The paintings of Norbert Schwontkowski (*1949 Bremen, † 2013 ibid) are visual phenomena. They make the viewers believe that they recognize the subject and know what is being negotiated here. This effect is reinforced by the painting style, presented neither with pathos nor with heaviness, which playfully translates each of Schwontkowski’s ideas into a pictorial existence with lightness and almost cheerful irony. But in fact, a strong irritation of one's own perception occurs in the very next moment, and what was thought to be seen with certainty turns into a skepticism that becomes overpowering at the latest when reading the title. The titles are a very important component of his visual language, since they always refer to something outside the motif and imply further levels of meaning.
The works tell stories of everyday observations and situations that the artist collected in sketchbooks and examined over a long period of time to see if they were suitable for his pictures. He captures the endearing, often humorous mundanities of life. In doing so, he changes the perspective in the hierarchy of motifs with his visual language, which – together with the opposing titles – reveals the comical aspects of his art. The pictorial inventions are the results of a process that Schwontkowski himself compares to a darkroom, in which the thoughts develop while looking at the sketchbooks and reflecting on them.
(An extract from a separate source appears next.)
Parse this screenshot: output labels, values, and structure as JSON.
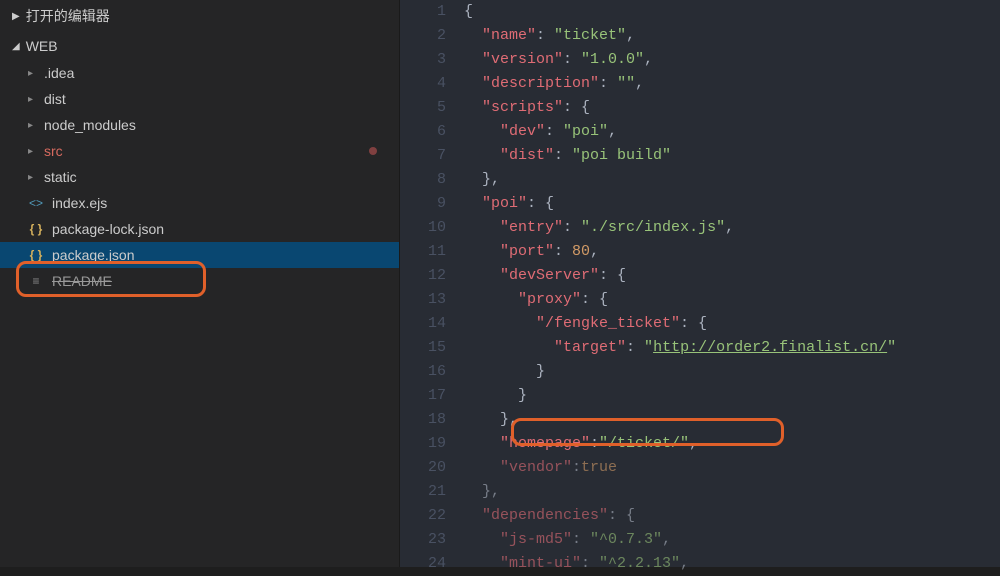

In this way, a repertoire of visual ideas and word creations emerges, with the possibilities of which he plays back and forth until – as a counterpart to decay – the condensation of word and image is achieved. Beauty emerges from this condensation, and the symbolism can be ambiguous or unambiguous.
The analogy to photography, which for Schwontkowski exists not only as a form of memory, also manifests itself in his painterly treatment of the work. The painting grounds have a life of their own due to their composition of various colors and chemicals. They react on and with each other, so that the entire painting process is subject to change. "Phenomena of an indeterminable kind" – this is how Schwontkowski describes paintings. He lets figures or scenes appear out of multi-layered color applications that cannot be located because the picture space has no specifications or perspective requirements. It is memories, moments, or spontaneous inspirations that Schwontkowski captures in his paintings. He coveys his perception of reality and offers the viewer the possibility to participate in the knowledge that arises from the understanding of the subjects. "That is my big topic: as an artist, I don't have a real construction site, I don't deal with anything concrete. I have only this one, most human topic, life and death – but broken down to the essentials. That is history enough for me."
The focus of the current exhibition at Galerie Jahn und Jahn, Munich, is on drawings, which in Schwontkowski's oeuvre stand on an equal footing with the paintings also shown here. He explores the creation of one’s one existence, nothing more and nothing less, and treats the unpathetic portrayal of man in his world with great seriousness. His painting is emotionally profound, reflective, and alludes, again more or less covertly, to various artistic traditions, but especially to the poetry and linguistic wit of the Surrealists.